**J.F. writes:** "I am sorry to keep asking you questions over the years but...
Reflecting over the summer about my geometry class and what I can do better. This year I would like to concentrate on student’s visualization skills. We do it in class some and talk about it often but it is not well organized let alone scaffold for students to find success.

I was wondering if there are any resources that you know of that walk through a set of lessons or progressive instructions that help students become better visualizers?"

**My response to J.F.:** "First, I know of no such book/course/materials that focus on the idea of visualization within a math context....snippets yes, but no full set of focused materials. For example, I know of materials on visual illusions, constructing 3-D images, rotating/reflecting effects, etc.
Second, beware when you try to find texts, as the visualization texts on the market are usually tied to some meditation philosophy...and perhaps do not fit your needs (i.e. a mathematics context).

Third, to help form a better response (i.e. suggest materials), can you answer these questions...

- What specific weaknesses do you find in in students...i.e. is it that they cannot see important aspects within a geometric diagram...can not see 3-D image from a 2-D representation....cannot build a visualization from a written context....etc. The more specific you can be the better on my end.
- What specifically would you like students to be able to do (i.e. visualize) after completing these materials?
- Finally, you use the phrase "help students become better visualizers"...which implies that students have some visualization skills, but have weaknesses that can be overcome....any specifics?

I look forward to responding to your specifics..."

**And J.F. responded:** "I think I can give my best reponse by giving specific examples of where I find my class is divided with not many kids in the middle.
Construction of an equilateral triangle given a line segment. Students will have done some simple constructions previous (although this is not hard) so there is some basic knowledge, they are working in groups so helping each other out, they are asked to visualize an equilateral triangle and sketch it in a small box before they attempt the construction. Students crush this exercise and the rest of the year they are able to construct an equilateral triangle, no problem. Same type of set up with some scaffolding, I give students two line segments meeting at 90 degrees, and I ask them to construct a square, the wheels fall off.
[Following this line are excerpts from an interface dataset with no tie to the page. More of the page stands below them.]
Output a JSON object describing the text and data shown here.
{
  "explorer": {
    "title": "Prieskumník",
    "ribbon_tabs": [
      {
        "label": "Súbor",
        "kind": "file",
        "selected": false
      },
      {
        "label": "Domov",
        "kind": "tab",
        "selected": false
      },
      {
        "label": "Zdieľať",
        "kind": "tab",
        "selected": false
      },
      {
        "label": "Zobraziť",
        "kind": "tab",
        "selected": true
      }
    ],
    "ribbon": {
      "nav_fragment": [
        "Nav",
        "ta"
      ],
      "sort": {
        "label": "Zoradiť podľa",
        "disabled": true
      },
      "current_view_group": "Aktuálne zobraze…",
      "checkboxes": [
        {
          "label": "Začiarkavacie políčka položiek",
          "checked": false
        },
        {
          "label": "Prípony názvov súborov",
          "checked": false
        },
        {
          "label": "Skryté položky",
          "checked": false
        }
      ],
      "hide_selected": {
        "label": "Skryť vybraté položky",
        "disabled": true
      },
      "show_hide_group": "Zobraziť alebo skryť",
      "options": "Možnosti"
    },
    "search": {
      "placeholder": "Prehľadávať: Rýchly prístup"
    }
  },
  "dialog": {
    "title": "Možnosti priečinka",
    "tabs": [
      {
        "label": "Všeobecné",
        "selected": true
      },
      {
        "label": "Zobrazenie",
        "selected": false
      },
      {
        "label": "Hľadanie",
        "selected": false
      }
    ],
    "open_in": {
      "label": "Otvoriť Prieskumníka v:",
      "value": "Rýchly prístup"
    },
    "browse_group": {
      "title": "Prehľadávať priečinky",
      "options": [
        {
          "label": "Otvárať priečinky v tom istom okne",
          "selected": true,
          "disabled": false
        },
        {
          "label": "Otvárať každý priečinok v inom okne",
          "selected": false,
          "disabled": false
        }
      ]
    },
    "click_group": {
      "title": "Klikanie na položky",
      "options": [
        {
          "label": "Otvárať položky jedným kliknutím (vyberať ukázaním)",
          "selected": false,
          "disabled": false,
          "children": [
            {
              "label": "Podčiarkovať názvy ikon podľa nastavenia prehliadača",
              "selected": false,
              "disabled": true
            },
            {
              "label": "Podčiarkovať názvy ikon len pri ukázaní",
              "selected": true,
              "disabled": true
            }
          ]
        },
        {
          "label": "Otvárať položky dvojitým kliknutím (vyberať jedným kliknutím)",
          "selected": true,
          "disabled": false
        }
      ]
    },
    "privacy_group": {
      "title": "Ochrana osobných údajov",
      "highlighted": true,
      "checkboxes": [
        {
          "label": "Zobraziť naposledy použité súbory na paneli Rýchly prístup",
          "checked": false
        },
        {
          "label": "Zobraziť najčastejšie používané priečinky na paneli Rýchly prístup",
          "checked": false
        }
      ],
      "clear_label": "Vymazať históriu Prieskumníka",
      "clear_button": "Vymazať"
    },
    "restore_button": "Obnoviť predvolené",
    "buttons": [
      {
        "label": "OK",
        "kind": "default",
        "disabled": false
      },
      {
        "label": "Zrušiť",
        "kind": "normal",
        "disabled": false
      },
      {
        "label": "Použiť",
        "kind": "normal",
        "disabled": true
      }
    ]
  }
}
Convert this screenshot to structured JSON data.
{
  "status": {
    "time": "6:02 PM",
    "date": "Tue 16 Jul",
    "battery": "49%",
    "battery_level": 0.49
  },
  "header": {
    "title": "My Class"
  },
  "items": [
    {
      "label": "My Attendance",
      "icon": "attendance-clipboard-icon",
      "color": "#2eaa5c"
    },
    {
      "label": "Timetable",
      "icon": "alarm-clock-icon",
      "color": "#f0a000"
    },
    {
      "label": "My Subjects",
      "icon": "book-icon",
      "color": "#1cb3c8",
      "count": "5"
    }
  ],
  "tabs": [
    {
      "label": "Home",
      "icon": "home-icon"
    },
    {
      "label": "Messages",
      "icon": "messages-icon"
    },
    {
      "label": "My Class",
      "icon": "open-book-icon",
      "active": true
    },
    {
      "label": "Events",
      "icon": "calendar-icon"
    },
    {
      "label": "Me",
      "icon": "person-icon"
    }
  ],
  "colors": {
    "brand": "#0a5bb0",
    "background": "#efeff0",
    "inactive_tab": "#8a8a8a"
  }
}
They can sketch a square and mark it with appropriate marks, but there seems to be no "minds eye" of what needs to be done to finish the construction. We will go through the construction and some will get on board but coming back to ones like it in the future or even this one and a high percentage of the students will struggle.

Another example, 'class picture an equilateral triangle,' (which they seem to be able to do 80-90%?) "what are the measurement of the angles? What will happen to the triangle if one of the sides suddenly gets a little bit longer? What type of triangle will it become? What will be the relationship of the angles?" I lose a good portion of my class. If I ask them to sketch it, I will pick some up but I want them to be able to "picture" it?

We work with blocks, we do quite a few constructions, we do some origami, we use 3-D shapes and prisms, and use *Rhino* as well but I don't think I am connecting the dots to help all students visualize better. I think some of it comes with the territory of studying geometry naturally but I don't have a, spine or ladder (for lack of a better term) running through my class where I really walk students through specific exercises that I "know" are helping weaker "visualizers" become better. If that makes sense. It would be nice to be able to assess as well."

So, **HELP!**...do you know of resources that fit these needs? Send their names...and I will share them with both J.F. and on this web site as well....Thanks in advance.